**Work instructions**
Retype the tail of the data exactly, starting at the line containing "Decode this image" and stopping at the last line.

**Element data from apps and pages**
┏━━
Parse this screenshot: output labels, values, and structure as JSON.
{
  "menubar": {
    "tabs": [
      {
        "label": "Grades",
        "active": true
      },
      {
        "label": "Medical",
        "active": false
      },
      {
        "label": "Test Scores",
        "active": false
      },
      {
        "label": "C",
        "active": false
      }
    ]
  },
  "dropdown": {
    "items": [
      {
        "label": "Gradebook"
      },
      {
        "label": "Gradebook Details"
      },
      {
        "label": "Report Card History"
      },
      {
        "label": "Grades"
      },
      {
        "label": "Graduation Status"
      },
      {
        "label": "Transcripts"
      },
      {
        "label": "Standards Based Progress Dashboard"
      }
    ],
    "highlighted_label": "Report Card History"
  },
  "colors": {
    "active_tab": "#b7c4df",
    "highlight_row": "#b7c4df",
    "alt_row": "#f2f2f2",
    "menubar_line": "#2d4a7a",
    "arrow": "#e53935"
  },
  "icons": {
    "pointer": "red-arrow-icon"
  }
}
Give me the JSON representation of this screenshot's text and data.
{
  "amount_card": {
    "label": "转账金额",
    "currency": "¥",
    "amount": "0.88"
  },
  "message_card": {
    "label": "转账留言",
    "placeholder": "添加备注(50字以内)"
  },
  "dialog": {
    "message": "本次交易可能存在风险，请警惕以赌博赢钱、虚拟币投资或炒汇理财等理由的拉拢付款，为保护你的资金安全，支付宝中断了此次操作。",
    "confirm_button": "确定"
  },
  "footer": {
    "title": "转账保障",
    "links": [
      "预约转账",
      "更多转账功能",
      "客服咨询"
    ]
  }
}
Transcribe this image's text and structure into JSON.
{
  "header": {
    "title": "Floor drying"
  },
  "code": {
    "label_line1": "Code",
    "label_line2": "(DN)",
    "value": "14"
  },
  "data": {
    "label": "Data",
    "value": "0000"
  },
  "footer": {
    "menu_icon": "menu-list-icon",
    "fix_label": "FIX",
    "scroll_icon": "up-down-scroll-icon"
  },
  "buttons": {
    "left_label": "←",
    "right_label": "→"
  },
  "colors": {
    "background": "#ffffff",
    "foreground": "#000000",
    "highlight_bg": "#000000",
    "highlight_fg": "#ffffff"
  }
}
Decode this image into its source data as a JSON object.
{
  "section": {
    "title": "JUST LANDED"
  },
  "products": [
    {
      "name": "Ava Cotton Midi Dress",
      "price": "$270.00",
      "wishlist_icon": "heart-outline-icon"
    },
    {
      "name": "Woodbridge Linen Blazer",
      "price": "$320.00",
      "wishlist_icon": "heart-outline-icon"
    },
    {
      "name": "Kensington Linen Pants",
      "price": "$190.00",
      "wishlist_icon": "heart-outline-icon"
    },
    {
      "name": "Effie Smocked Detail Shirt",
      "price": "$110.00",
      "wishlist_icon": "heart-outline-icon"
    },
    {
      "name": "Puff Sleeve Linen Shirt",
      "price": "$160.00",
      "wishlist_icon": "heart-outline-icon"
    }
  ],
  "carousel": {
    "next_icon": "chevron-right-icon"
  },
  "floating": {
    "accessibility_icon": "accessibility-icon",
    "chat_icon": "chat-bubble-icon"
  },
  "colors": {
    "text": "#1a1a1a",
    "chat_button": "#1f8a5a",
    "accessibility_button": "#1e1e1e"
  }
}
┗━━
**Answer box**
Decode this image into its source data as a JSON object.
{
  "section": {
    "title": "JUST LANDED"
  },
  "products": [
    {
      "name": "Ava Cotton Midi Dress",
      "price": "$270.00",
      "wishlist_icon": "heart-outline-icon"
    },
    {
      "name": "Woodbridge Linen Blazer",
      "price": "$320.00",
      "wishlist_icon": "heart-outline-icon"
    },
    {
      "name": "Kensington Linen Pants",
      "price": "$190.00",
      "wishlist_icon": "heart-outline-icon"
    },
    {
      "name": "Effie Smocked Detail Shirt",
      "price": "$110.00",
      "wishlist_icon": "heart-outline-icon"
    },
    {
      "name": "Puff Sleeve Linen Shirt",
      "price": "$160.00",
      "wishlist_icon": "heart-outline-icon"
    }
  ],
  "carousel": {
    "next_icon": "chevron-right-icon"
  },
  "floating": {
    "accessibility_icon": "accessibility-icon",
    "chat_icon": "chat-bubble-icon"
  },
  "colors": {
    "text": "#1a1a1a",
    "chat_button": "#1f8a5a",
    "accessibility_button": "#1e1e1e"
  }
}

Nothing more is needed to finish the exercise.